(App and web page records)
□ □ □
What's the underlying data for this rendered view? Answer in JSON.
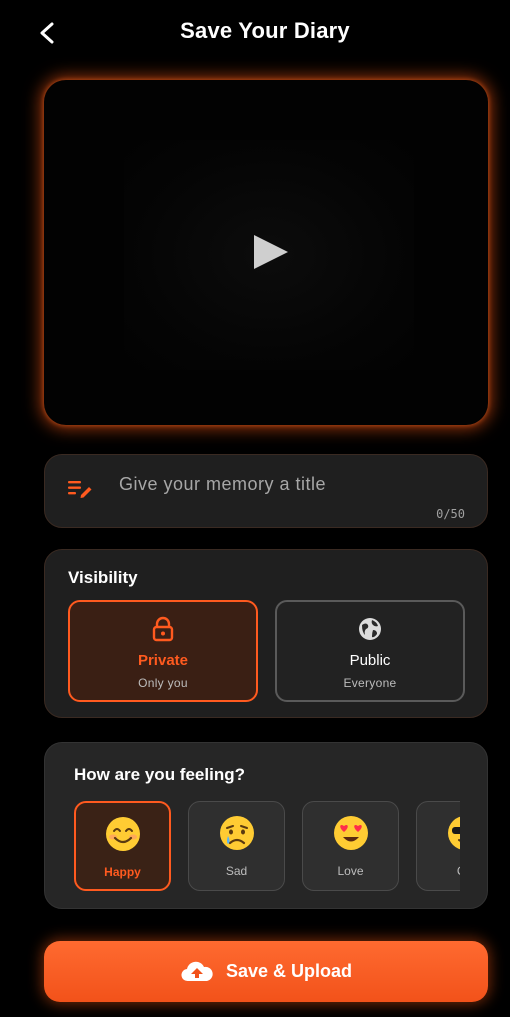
{
  "header": {
    "title": "Save Your Diary",
    "back_icon": "chevron-left-icon"
  },
  "video": {
    "play_icon": "play-icon"
  },
  "title_input": {
    "placeholder": "Give your memory a title",
    "value": "",
    "char_count": "0/50",
    "icon": "edit-title-icon"
  },
  "visibility": {
    "heading": "Visibility",
    "options": [
      {
        "label": "Private",
        "sublabel": "Only you",
        "icon": "lock-icon",
        "selected": true
      },
      {
        "label": "Public",
        "sublabel": "Everyone",
        "icon": "globe-icon",
        "selected": false
      }
    ]
  },
  "mood": {
    "heading": "How are you feeling?",
    "options": [
      {
        "label": "Happy",
        "emoji": "😊",
        "selected": true
      },
      {
        "label": "Sad",
        "emoji": "😢",
        "selected": false
      },
      {
        "label": "Love",
        "emoji": "😍",
        "selected": false
      },
      {
        "label": "Co",
        "emoji": "😎",
        "selected": false
      }
    ]
  },
  "save_button": {
    "label": "Save & Upload",
    "icon": "cloud-upload-icon"
  },
  "colors": {
    "accent": "#ff5a1f",
    "background": "#000000",
    "card": "#1f1f1f"
  }
}
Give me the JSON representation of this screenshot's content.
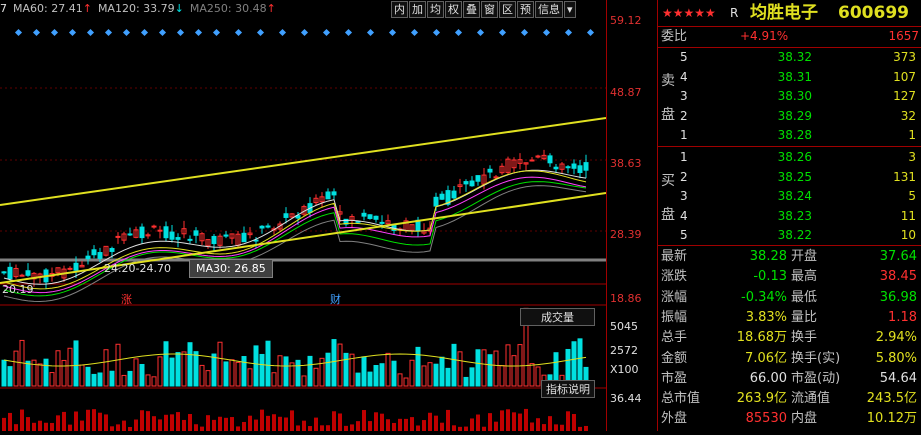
{
  "ma_legend": [
    {
      "label": "7",
      "color": "#e0e0e0"
    },
    {
      "label": "MA60: 27.41",
      "arrow": "↑",
      "color": "#c0c0c0",
      "arrow_color": "#ff3030"
    },
    {
      "label": "MA120: 33.79",
      "arrow": "↓",
      "color": "#c0c0c0",
      "arrow_color": "#00e0e0"
    },
    {
      "label": "MA250: 30.48",
      "arrow": "↑",
      "color": "#808080",
      "arrow_color": "#ff3030"
    }
  ],
  "toolbar": [
    "内",
    "加",
    "均",
    "权",
    "叠",
    "窗",
    "区",
    "预",
    "信息",
    "▾"
  ],
  "axis_ticks": [
    {
      "label": "59.12",
      "color": "#e03030"
    },
    {
      "label": "48.87",
      "color": "#e03030"
    },
    {
      "label": "38.63",
      "color": "#e03030"
    },
    {
      "label": "28.39",
      "color": "#e03030"
    },
    {
      "label": "18.86",
      "color": "#e03030"
    },
    {
      "label": "5045",
      "color": "#e0e0e0"
    },
    {
      "label": "2572",
      "color": "#e0e0e0"
    },
    {
      "label": "X100",
      "color": "#e0e0e0"
    },
    {
      "label": "36.44",
      "color": "#e0e0e0"
    }
  ],
  "annotations": {
    "low_label": "20.19",
    "range_label": "24.20-24.70",
    "ma30_tip": "MA30: 26.85",
    "event1": "涨",
    "event2": "财",
    "volume_label": "成交量",
    "indicator_label": "指标说明"
  },
  "stock": {
    "stars": "★★★★★",
    "mark": "R",
    "name": "均胜电子",
    "code": "600699"
  },
  "order_ratio": {
    "label": "委比",
    "pct": "+4.91%",
    "diff": "1657"
  },
  "sell_side_label": [
    "卖",
    "盘"
  ],
  "buy_side_label": [
    "买",
    "盘"
  ],
  "sell": [
    {
      "level": "5",
      "price": "38.32",
      "vol": "373"
    },
    {
      "level": "4",
      "price": "38.31",
      "vol": "107"
    },
    {
      "level": "3",
      "price": "38.30",
      "vol": "127"
    },
    {
      "level": "2",
      "price": "38.29",
      "vol": "32"
    },
    {
      "level": "1",
      "price": "38.28",
      "vol": "1"
    }
  ],
  "buy": [
    {
      "level": "1",
      "price": "38.26",
      "vol": "3"
    },
    {
      "level": "2",
      "price": "38.25",
      "vol": "131"
    },
    {
      "level": "3",
      "price": "38.24",
      "vol": "5"
    },
    {
      "level": "4",
      "price": "38.23",
      "vol": "11"
    },
    {
      "level": "5",
      "price": "38.22",
      "vol": "10"
    }
  ],
  "quote": [
    {
      "l1": "最新",
      "v1": "38.28",
      "c1": "green",
      "l2": "开盘",
      "v2": "37.64",
      "c2": "green"
    },
    {
      "l1": "涨跌",
      "v1": "-0.13",
      "c1": "green",
      "l2": "最高",
      "v2": "38.45",
      "c2": "red"
    },
    {
      "l1": "涨幅",
      "v1": "-0.34%",
      "c1": "green",
      "l2": "最低",
      "v2": "36.98",
      "c2": "green"
    },
    {
      "l1": "振幅",
      "v1": "3.83%",
      "c1": "yellow",
      "l2": "量比",
      "v2": "1.18",
      "c2": "red"
    },
    {
      "l1": "总手",
      "v1": "18.68万",
      "c1": "yellow",
      "l2": "换手",
      "v2": "2.94%",
      "c2": "yellow"
    },
    {
      "l1": "金额",
      "v1": "7.06亿",
      "c1": "yellow",
      "l2": "换手(实)",
      "v2": "5.80%",
      "c2": "yellow"
    },
    {
      "l1": "市盈",
      "v1": "66.00",
      "c1": "white",
      "l2": "市盈(动)",
      "v2": "54.64",
      "c2": "white"
    },
    {
      "l1": "总市值",
      "v1": "263.9亿",
      "c1": "yellow",
      "l2": "流通值",
      "v2": "243.5亿",
      "c2": "yellow"
    },
    {
      "l1": "外盘",
      "v1": "85530",
      "c1": "red",
      "l2": "内盘",
      "v2": "10.12万",
      "c2": "yellow"
    }
  ]
}
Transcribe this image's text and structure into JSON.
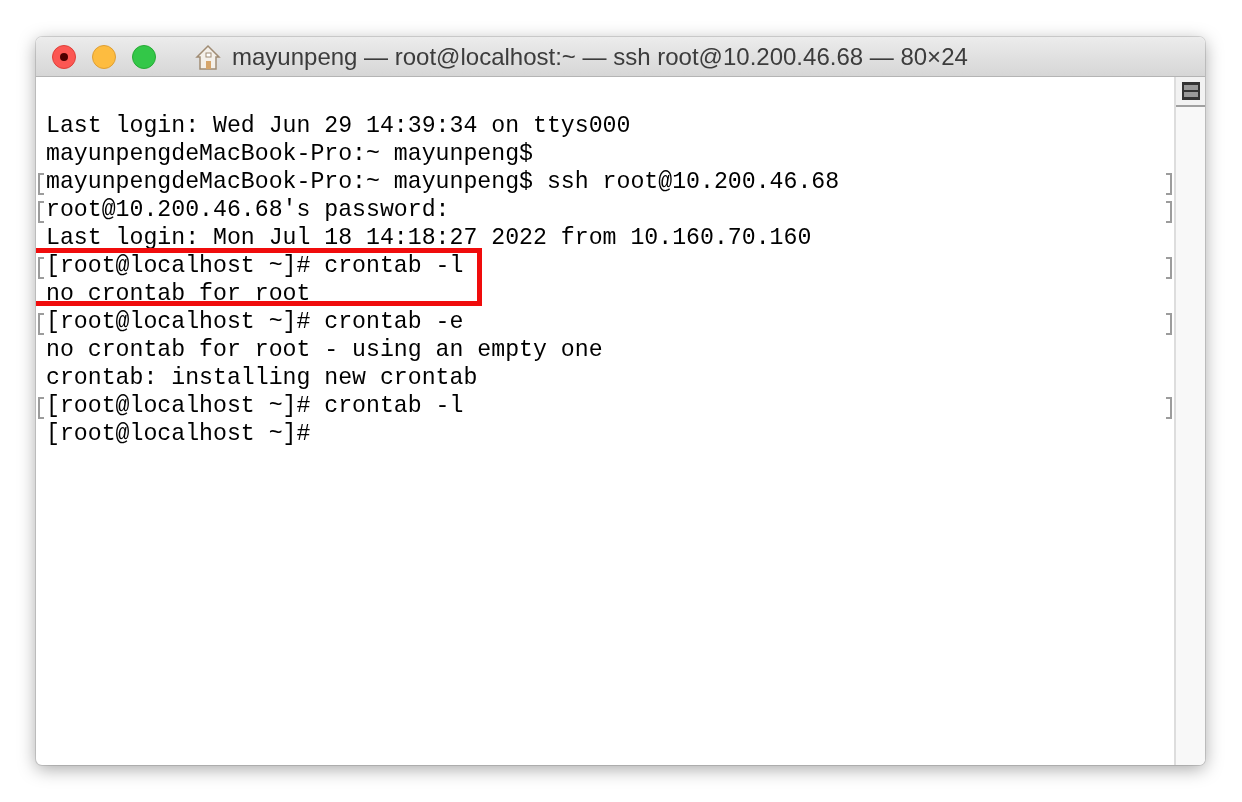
{
  "window": {
    "title": "mayunpeng — root@localhost:~ — ssh root@10.200.46.68 — 80×24"
  },
  "lines": [
    {
      "text": "Last login: Wed Jun 29 14:39:34 on ttys000",
      "marked": false,
      "highlighted": false
    },
    {
      "text": "mayunpengdeMacBook-Pro:~ mayunpeng$",
      "marked": false,
      "highlighted": false
    },
    {
      "text": "mayunpengdeMacBook-Pro:~ mayunpeng$ ssh root@10.200.46.68",
      "marked": true,
      "highlighted": false
    },
    {
      "text": "root@10.200.46.68's password:",
      "marked": true,
      "highlighted": false
    },
    {
      "text": "Last login: Mon Jul 18 14:18:27 2022 from 10.160.70.160",
      "marked": false,
      "highlighted": false
    },
    {
      "text": "[root@localhost ~]# crontab -l",
      "marked": true,
      "highlighted": true
    },
    {
      "text": "no crontab for root",
      "marked": false,
      "highlighted": true
    },
    {
      "text": "[root@localhost ~]# crontab -e",
      "marked": true,
      "highlighted": false
    },
    {
      "text": "no crontab for root - using an empty one",
      "marked": false,
      "highlighted": false
    },
    {
      "text": "crontab: installing new crontab",
      "marked": false,
      "highlighted": false
    },
    {
      "text": "[root@localhost ~]# crontab -l",
      "marked": true,
      "highlighted": false
    },
    {
      "text": "[root@localhost ~]#",
      "marked": false,
      "highlighted": false
    }
  ]
}
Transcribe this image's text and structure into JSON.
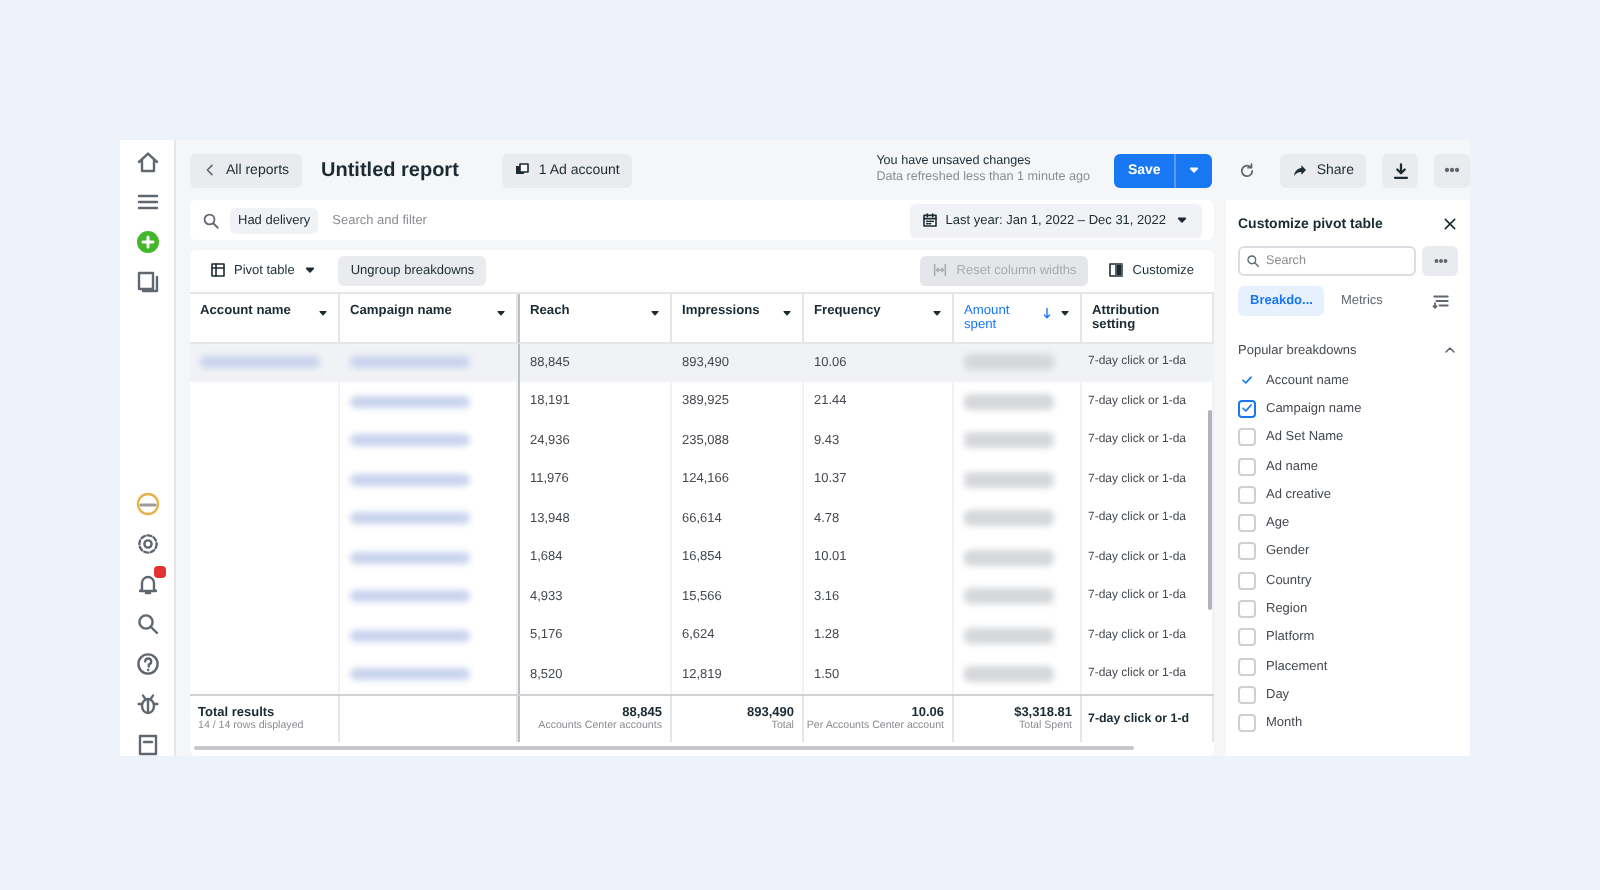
{
  "header": {
    "back_label": "All reports",
    "title": "Untitled report",
    "account_chip": "1 Ad account",
    "status": "You have unsaved changes",
    "refresh_note": "Data refreshed less than 1 minute ago",
    "save": "Save",
    "share": "Share"
  },
  "filter_bar": {
    "chip": "Had delivery",
    "placeholder": "Search and filter",
    "date_range": "Last year: Jan 1, 2022 – Dec 31, 2022"
  },
  "toolbar": {
    "pivot": "Pivot table",
    "ungroup": "Ungroup breakdowns",
    "reset": "Reset column widths",
    "reset_disabled": true,
    "customize": "Customize"
  },
  "table": {
    "columns": [
      {
        "label": "Account name",
        "sorted": false,
        "menu": true
      },
      {
        "label": "Campaign name",
        "sorted": false,
        "menu": true
      },
      {
        "label": "Reach",
        "sorted": false,
        "menu": true
      },
      {
        "label": "Impressions",
        "sorted": false,
        "menu": true
      },
      {
        "label": "Frequency",
        "sorted": false,
        "menu": true
      },
      {
        "label": "Amount spent",
        "sorted": true,
        "menu": true
      },
      {
        "label": "Attribution setting",
        "sorted": false,
        "menu": false
      }
    ],
    "rows": [
      {
        "highlighted": true,
        "account_blurred": true,
        "campaign_blurred": true,
        "amount_blurred": true,
        "reach": "88,845",
        "impressions": "893,490",
        "frequency": "10.06",
        "attribution": "7-day click or 1-da"
      },
      {
        "highlighted": false,
        "account_blurred": false,
        "campaign_blurred": true,
        "amount_blurred": true,
        "reach": "18,191",
        "impressions": "389,925",
        "frequency": "21.44",
        "attribution": "7-day click or 1-da"
      },
      {
        "highlighted": false,
        "account_blurred": false,
        "campaign_blurred": true,
        "amount_blurred": true,
        "reach": "24,936",
        "impressions": "235,088",
        "frequency": "9.43",
        "attribution": "7-day click or 1-da"
      },
      {
        "highlighted": false,
        "account_blurred": false,
        "campaign_blurred": true,
        "amount_blurred": true,
        "reach": "11,976",
        "impressions": "124,166",
        "frequency": "10.37",
        "attribution": "7-day click or 1-da"
      },
      {
        "highlighted": false,
        "account_blurred": false,
        "campaign_blurred": true,
        "amount_blurred": true,
        "reach": "13,948",
        "impressions": "66,614",
        "frequency": "4.78",
        "attribution": "7-day click or 1-da"
      },
      {
        "highlighted": false,
        "account_blurred": false,
        "campaign_blurred": true,
        "amount_blurred": true,
        "reach": "1,684",
        "impressions": "16,854",
        "frequency": "10.01",
        "attribution": "7-day click or 1-da"
      },
      {
        "highlighted": false,
        "account_blurred": false,
        "campaign_blurred": true,
        "amount_blurred": true,
        "reach": "4,933",
        "impressions": "15,566",
        "frequency": "3.16",
        "attribution": "7-day click or 1-da"
      },
      {
        "highlighted": false,
        "account_blurred": false,
        "campaign_blurred": true,
        "amount_blurred": true,
        "reach": "5,176",
        "impressions": "6,624",
        "frequency": "1.28",
        "attribution": "7-day click or 1-da"
      },
      {
        "highlighted": false,
        "account_blurred": false,
        "campaign_blurred": true,
        "amount_blurred": true,
        "reach": "8,520",
        "impressions": "12,819",
        "frequency": "1.50",
        "attribution": "7-day click or 1-da"
      }
    ],
    "totals": {
      "label": "Total results",
      "rows_note": "14 / 14 rows displayed",
      "cells": [
        {
          "value": "88,845",
          "note": "Accounts Center accounts"
        },
        {
          "value": "893,490",
          "note": "Total"
        },
        {
          "value": "10.06",
          "note": "Per Accounts Center account"
        },
        {
          "value": "$3,318.81",
          "note": "Total Spent"
        }
      ],
      "attribution": "7-day click or 1-d"
    }
  },
  "panel": {
    "title": "Customize pivot table",
    "search_placeholder": "Search",
    "tabs": [
      {
        "label": "Breakdo...",
        "selected": true
      },
      {
        "label": "Metrics",
        "selected": false
      }
    ],
    "section": "Popular breakdowns",
    "section_expanded": true,
    "items": [
      {
        "label": "Account name",
        "checked": true,
        "locked": true
      },
      {
        "label": "Campaign name",
        "checked": true,
        "locked": false
      },
      {
        "label": "Ad Set Name",
        "checked": false,
        "locked": false
      },
      {
        "label": "Ad name",
        "checked": false,
        "locked": false
      },
      {
        "label": "Ad creative",
        "checked": false,
        "locked": false
      },
      {
        "label": "Age",
        "checked": false,
        "locked": false
      },
      {
        "label": "Gender",
        "checked": false,
        "locked": false
      },
      {
        "label": "Country",
        "checked": false,
        "locked": false
      },
      {
        "label": "Region",
        "checked": false,
        "locked": false
      },
      {
        "label": "Platform",
        "checked": false,
        "locked": false
      },
      {
        "label": "Placement",
        "checked": false,
        "locked": false
      },
      {
        "label": "Day",
        "checked": false,
        "locked": false
      },
      {
        "label": "Month",
        "checked": false,
        "locked": false
      }
    ]
  },
  "nav": {
    "notification_badge": true
  }
}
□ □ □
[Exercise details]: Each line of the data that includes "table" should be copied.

[Answer below]:
    "pivot": "Pivot table",
  "table": {
    "title": "Customize pivot table",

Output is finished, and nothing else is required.